The Committee was deeply concerned by a draft bill of 14 June 2019 which aimed to remedy the shortcomings relating to the independence and effectiveness of an investigation concerning a Chief Prosecutor, but contained provisions which could in practice make such investigation more difficult to initiate. Thus, it urged the authorities to draw up new legislative proposals or, in the event of insurmountable constitutional obstacles, to propose necessary constitutional amendments. It also underlined the importance of interpreting the Constitution in a manner which allows risks to the rule of law to be addressed, including those highlighted by the Kolevi case.

As to the nature of reforms required, the Committee insisted on solid guarantees for institutional, hierarchical and practical independence of all the bodies supervising or conducting an investigation concerning a Chief Prosecutor in all situations (with exceptions for urgent investigative acts) and at all stages of the proceedings, including the preliminary inquiry. As concerns practical independence, it stressed that the reforms should make it impossible for a Chief Prosecutor to be able to influence the appointment or the career of persons responsible for investigating him or her.

The above recommendations of the Committee were based on an analysis by the Execution Department which identified a number of risks for the independence of such investigations, such as the Chief Prosecutor’s influence through the Prosecutorial Chamber of the Supreme Judicial Council on the careers of prosecutors and the appointment of senior prosecutors (who could be involved or interfere with an investigation concerning him).

As concerns the suspension of judges, the Committee noted as a positive development the adoption by parliament at first reading of legislation abolishing the automatic suspension of judges in general. However, it expressed concern that the draft bill of 14 June 2019 could threaten the independence of the presidents of the Supreme Court of Cassation and the Supreme Administrative Court, as it provided for their automatic suspension of if an authorisation to start investigation against them is granted and invited the authorities to reconsider these proposals.

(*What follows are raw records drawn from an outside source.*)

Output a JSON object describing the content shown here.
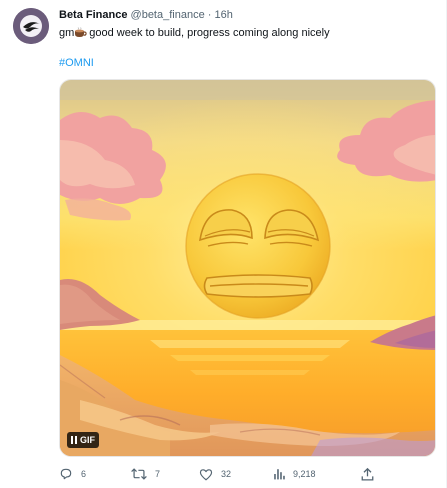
{
  "author": {
    "name": "Beta Finance",
    "handle": "@beta_finance",
    "separator": "·",
    "time": "16h"
  },
  "tweet": {
    "text_prefix": "gm",
    "text": "good week to build, progress coming along nicely",
    "hashtag": "#OMNI"
  },
  "media": {
    "badge_label": "GIF",
    "pause_icon": "pause-icon"
  },
  "actions": {
    "replies": "6",
    "retweets": "7",
    "likes": "32",
    "views": "9,218"
  },
  "colors": {
    "accent": "#1d9bf0",
    "muted": "#536471",
    "text": "#0f1419"
  }
}
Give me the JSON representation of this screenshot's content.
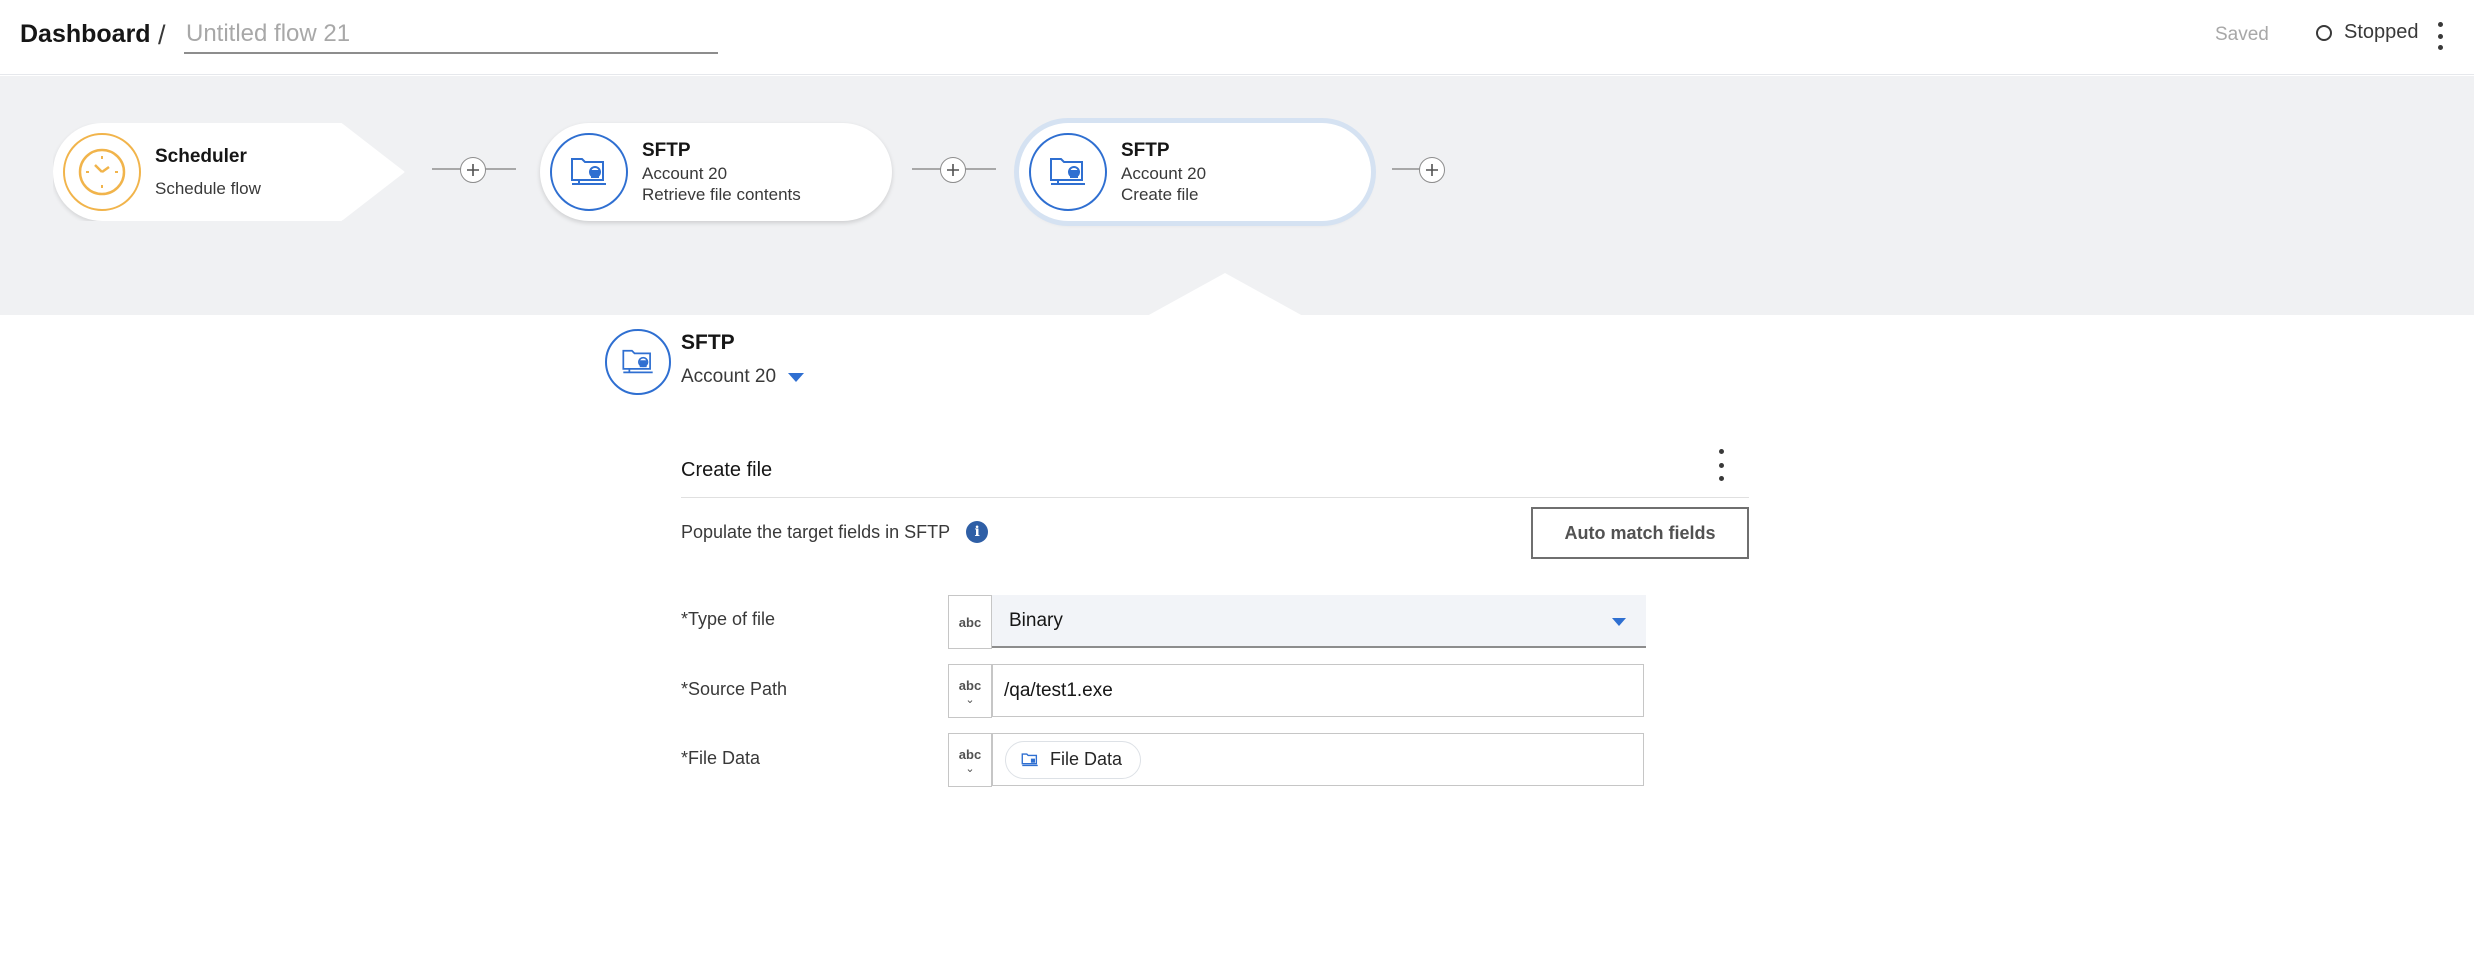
{
  "header": {
    "breadcrumb": "Dashboard",
    "separator": "/",
    "flow_name_placeholder": "Untitled flow 21",
    "save_status": "Saved",
    "run_status": "Stopped"
  },
  "flow": {
    "nodes": [
      {
        "title": "Scheduler",
        "line1": "Schedule flow",
        "line2": ""
      },
      {
        "title": "SFTP",
        "line1": "Account 20",
        "line2": "Retrieve file contents"
      },
      {
        "title": "SFTP",
        "line1": "Account 20",
        "line2": "Create file"
      }
    ]
  },
  "panel": {
    "app_name": "SFTP",
    "account": "Account 20",
    "section_title": "Create file",
    "populate_text": "Populate the target fields in SFTP",
    "auto_match_label": "Auto match fields",
    "fields": [
      {
        "label": "*Type of file",
        "type_badge": "abc",
        "value": "Binary"
      },
      {
        "label": "*Source Path",
        "type_badge": "abc",
        "value": "/qa/test1.exe"
      },
      {
        "label": "*File Data",
        "type_badge": "abc",
        "value": "File Data"
      }
    ]
  },
  "colors": {
    "accent": "#2f6fd1",
    "scheduler_accent": "#f1b44b",
    "canvas_bg": "#f0f1f3",
    "info_icon": "#2f5fa6"
  }
}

In addition, the Committee insisted also on the introduction of judicial review of prosecutorial decisions refusing to open investigations, taking at the same time measures to avoid considerable increase of workload of courts and prosecutors. The authorities were invited to provide their assessment of the scope and modalities of this review.